YOUR ASSIGNMENT: The answer should be a number alone: the count of lines in the listing below that include "Incentive".

TASK MATERIAL:

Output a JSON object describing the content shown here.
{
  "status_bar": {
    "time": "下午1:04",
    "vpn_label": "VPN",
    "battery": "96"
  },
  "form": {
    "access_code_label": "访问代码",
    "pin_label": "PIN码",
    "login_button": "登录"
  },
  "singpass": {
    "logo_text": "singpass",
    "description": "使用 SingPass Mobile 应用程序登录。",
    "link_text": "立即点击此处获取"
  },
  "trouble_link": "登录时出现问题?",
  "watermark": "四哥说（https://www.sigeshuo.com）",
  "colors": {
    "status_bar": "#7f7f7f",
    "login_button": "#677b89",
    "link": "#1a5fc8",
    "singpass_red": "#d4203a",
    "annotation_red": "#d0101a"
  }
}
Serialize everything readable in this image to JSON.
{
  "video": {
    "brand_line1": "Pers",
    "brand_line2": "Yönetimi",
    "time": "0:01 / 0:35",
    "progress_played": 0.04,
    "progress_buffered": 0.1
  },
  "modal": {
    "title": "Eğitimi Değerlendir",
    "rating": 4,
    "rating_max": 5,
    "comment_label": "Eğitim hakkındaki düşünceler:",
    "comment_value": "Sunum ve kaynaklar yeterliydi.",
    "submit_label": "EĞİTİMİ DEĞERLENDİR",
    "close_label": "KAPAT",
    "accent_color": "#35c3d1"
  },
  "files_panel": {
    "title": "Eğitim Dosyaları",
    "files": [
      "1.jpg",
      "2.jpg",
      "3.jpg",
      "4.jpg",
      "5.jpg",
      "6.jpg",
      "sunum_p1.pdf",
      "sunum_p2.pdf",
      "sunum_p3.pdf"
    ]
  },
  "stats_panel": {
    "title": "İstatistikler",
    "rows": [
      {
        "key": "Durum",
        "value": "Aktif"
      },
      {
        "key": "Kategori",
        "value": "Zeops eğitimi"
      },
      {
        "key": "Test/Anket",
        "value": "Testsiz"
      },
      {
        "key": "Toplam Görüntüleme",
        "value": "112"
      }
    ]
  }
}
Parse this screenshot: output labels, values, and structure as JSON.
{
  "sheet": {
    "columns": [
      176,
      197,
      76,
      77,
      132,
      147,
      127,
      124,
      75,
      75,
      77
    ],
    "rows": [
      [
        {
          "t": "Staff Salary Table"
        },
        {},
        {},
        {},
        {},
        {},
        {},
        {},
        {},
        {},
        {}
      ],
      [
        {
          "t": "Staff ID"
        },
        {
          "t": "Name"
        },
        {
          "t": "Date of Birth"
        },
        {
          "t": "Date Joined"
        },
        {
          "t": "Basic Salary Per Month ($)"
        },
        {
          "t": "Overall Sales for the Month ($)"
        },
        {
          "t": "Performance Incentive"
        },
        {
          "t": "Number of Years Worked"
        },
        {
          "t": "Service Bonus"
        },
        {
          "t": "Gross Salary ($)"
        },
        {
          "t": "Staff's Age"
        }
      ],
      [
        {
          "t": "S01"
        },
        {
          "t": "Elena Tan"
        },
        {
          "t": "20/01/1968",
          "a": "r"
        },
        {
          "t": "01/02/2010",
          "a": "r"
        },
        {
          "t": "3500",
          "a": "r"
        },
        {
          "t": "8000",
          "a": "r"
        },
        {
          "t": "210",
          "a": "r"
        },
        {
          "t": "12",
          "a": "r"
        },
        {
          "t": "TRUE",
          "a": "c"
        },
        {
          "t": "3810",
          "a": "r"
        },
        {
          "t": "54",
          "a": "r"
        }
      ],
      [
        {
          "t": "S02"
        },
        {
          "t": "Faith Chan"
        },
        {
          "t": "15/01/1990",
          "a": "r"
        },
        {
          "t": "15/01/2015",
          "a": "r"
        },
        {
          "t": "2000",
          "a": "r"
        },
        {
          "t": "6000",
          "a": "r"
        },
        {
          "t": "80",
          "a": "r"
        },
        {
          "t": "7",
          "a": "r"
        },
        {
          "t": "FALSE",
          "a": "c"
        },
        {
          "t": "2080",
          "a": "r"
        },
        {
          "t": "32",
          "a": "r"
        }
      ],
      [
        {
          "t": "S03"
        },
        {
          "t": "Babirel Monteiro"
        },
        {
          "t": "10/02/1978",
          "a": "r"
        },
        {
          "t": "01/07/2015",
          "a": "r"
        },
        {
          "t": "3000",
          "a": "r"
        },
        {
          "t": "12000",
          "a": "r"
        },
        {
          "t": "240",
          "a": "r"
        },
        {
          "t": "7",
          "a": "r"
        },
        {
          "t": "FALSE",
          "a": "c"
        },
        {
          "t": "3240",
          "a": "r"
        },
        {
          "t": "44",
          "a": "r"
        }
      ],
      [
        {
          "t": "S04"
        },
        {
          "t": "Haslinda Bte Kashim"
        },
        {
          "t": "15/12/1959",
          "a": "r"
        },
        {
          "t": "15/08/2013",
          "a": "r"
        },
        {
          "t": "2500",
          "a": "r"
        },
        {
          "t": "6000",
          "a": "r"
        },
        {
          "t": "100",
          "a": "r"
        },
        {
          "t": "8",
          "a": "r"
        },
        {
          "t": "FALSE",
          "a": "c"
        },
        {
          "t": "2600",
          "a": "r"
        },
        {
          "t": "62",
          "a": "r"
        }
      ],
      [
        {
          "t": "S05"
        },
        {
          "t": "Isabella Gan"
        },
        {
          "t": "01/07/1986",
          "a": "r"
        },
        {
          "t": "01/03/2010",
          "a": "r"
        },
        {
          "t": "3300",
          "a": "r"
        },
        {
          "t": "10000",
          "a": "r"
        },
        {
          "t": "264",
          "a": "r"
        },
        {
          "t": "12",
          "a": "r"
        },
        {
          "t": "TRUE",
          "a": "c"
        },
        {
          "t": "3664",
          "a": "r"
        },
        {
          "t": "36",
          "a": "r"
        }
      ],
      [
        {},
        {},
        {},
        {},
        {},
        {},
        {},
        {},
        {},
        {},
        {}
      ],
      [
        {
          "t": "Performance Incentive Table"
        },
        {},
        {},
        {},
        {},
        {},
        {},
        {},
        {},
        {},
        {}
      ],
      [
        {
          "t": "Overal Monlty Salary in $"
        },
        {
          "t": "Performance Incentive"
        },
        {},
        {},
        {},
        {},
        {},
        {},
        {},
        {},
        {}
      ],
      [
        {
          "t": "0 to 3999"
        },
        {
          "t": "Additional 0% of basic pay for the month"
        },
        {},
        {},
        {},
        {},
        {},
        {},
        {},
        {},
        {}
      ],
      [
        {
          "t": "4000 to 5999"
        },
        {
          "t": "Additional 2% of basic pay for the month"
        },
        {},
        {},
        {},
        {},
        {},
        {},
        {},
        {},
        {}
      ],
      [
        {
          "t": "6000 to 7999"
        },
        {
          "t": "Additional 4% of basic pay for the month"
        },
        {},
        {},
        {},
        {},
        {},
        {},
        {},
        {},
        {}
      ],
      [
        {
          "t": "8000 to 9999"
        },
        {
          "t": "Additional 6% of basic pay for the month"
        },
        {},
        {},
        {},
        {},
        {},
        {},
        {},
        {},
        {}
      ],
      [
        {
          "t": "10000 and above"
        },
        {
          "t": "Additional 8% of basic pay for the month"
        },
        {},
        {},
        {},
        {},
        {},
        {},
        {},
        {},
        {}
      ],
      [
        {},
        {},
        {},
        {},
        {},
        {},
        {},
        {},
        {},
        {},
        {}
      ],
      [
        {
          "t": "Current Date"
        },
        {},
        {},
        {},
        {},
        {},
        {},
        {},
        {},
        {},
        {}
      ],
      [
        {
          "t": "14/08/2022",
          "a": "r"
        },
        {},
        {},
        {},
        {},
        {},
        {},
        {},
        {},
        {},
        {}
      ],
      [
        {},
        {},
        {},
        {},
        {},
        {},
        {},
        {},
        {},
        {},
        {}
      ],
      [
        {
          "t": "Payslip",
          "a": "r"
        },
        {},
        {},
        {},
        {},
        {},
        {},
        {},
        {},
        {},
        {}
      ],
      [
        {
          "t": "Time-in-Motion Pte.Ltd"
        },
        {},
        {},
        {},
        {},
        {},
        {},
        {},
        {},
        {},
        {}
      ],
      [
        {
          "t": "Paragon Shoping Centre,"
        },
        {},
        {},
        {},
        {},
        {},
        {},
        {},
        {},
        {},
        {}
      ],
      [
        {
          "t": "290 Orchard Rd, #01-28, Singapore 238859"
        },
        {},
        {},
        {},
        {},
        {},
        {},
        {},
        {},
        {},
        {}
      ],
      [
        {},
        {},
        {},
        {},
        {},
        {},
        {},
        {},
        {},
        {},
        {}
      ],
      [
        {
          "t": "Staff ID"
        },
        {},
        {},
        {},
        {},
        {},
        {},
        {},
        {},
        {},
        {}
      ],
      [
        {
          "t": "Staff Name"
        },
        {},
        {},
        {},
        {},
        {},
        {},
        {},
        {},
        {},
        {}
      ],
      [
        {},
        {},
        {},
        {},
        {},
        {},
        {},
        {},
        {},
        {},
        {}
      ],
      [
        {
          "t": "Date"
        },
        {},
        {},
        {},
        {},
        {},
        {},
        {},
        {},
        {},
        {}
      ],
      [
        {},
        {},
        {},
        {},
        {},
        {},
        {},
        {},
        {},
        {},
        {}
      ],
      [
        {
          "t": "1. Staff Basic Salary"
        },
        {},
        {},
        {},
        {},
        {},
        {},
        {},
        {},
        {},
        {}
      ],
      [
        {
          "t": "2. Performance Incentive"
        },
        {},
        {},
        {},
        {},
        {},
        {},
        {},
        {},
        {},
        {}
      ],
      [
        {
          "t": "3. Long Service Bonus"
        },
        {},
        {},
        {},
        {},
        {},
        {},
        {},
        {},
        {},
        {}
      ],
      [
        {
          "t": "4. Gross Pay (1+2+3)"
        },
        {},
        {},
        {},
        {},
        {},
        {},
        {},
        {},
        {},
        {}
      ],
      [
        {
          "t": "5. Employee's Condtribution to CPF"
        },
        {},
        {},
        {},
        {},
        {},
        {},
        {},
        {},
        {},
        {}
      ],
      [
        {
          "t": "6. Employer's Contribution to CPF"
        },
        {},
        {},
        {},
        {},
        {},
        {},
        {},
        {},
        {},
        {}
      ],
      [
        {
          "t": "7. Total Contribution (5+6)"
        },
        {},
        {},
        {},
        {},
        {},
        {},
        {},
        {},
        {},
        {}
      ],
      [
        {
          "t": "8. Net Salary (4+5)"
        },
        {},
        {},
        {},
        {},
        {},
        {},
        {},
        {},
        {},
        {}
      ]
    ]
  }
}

SOLUTION: 4